RECORD SET Start Marker

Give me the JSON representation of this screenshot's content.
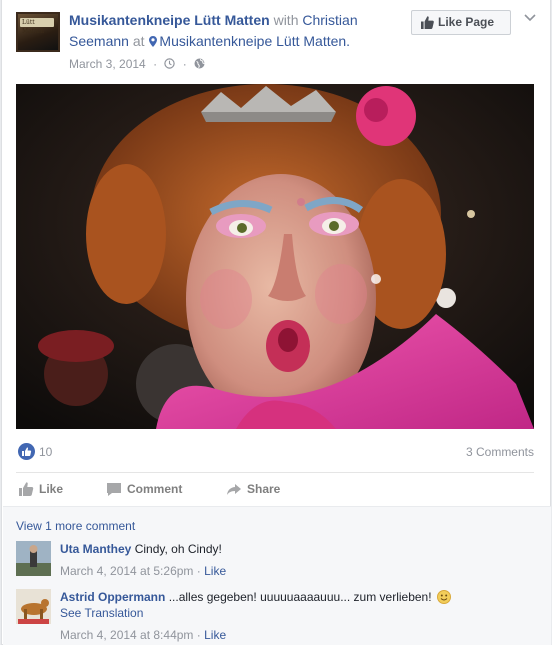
{
  "post": {
    "page_name": "Musikantenkneipe Lütt Matten",
    "with_word": "with",
    "tagged_person": "Christian Seemann",
    "at_word": "at",
    "location": "Musikantenkneipe Lütt Matten.",
    "date": "March 3, 2014",
    "like_page_label": "Like Page"
  },
  "stats": {
    "likes": "10",
    "comments": "3 Comments"
  },
  "actions": {
    "like": "Like",
    "comment": "Comment",
    "share": "Share"
  },
  "comments": {
    "view_more": "View 1 more comment",
    "items": [
      {
        "name": "Uta Manthey",
        "text": "Cindy, oh Cindy!",
        "time": "March 4, 2014 at 5:26pm",
        "like": "Like"
      },
      {
        "name": "Astrid Oppermann",
        "text": "...alles gegeben! uuuuuaaaauuu... zum verlieben!",
        "see_translation": "See Translation",
        "time": "March 4, 2014 at 8:44pm",
        "like": "Like"
      }
    ]
  },
  "colors": {
    "link": "#365899",
    "muted": "#90949c",
    "like_blue": "#4267b2"
  },
  "icons": {
    "location": "map-pin-icon",
    "clock": "clock-icon",
    "audience": "globe-icon",
    "like_page": "thumbs-up-icon",
    "menu": "chevron-down-icon",
    "smiley": "smiley-emoji-icon"
  }
}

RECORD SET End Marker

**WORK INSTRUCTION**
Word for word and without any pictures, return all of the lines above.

**TASK RESULT**
Give me the JSON representation of this screenshot's content.
{
  "post": {
    "page_name": "Musikantenkneipe Lütt Matten",
    "with_word": "with",
    "tagged_person": "Christian Seemann",
    "at_word": "at",
    "location": "Musikantenkneipe Lütt Matten.",
    "date": "March 3, 2014",
    "like_page_label": "Like Page"
  },
  "stats": {
    "likes": "10",
    "comments": "3 Comments"
  },
  "actions": {
    "like": "Like",
    "comment": "Comment",
    "share": "Share"
  },
  "comments": {
    "view_more": "View 1 more comment",
    "items": [
      {
        "name": "Uta Manthey",
        "text": "Cindy, oh Cindy!",
        "time": "March 4, 2014 at 5:26pm",
        "like": "Like"
      },
      {
        "name": "Astrid Oppermann",
        "text": "...alles gegeben! uuuuuaaaauuu... zum verlieben!",
        "see_translation": "See Translation",
        "time": "March 4, 2014 at 8:44pm",
        "like": "Like"
      }
    ]
  },
  "colors": {
    "link": "#365899",
    "muted": "#90949c",
    "like_blue": "#4267b2"
  },
  "icons": {
    "location": "map-pin-icon",
    "clock": "clock-icon",
    "audience": "globe-icon",
    "like_page": "thumbs-up-icon",
    "menu": "chevron-down-icon",
    "smiley": "smiley-emoji-icon"
  }
}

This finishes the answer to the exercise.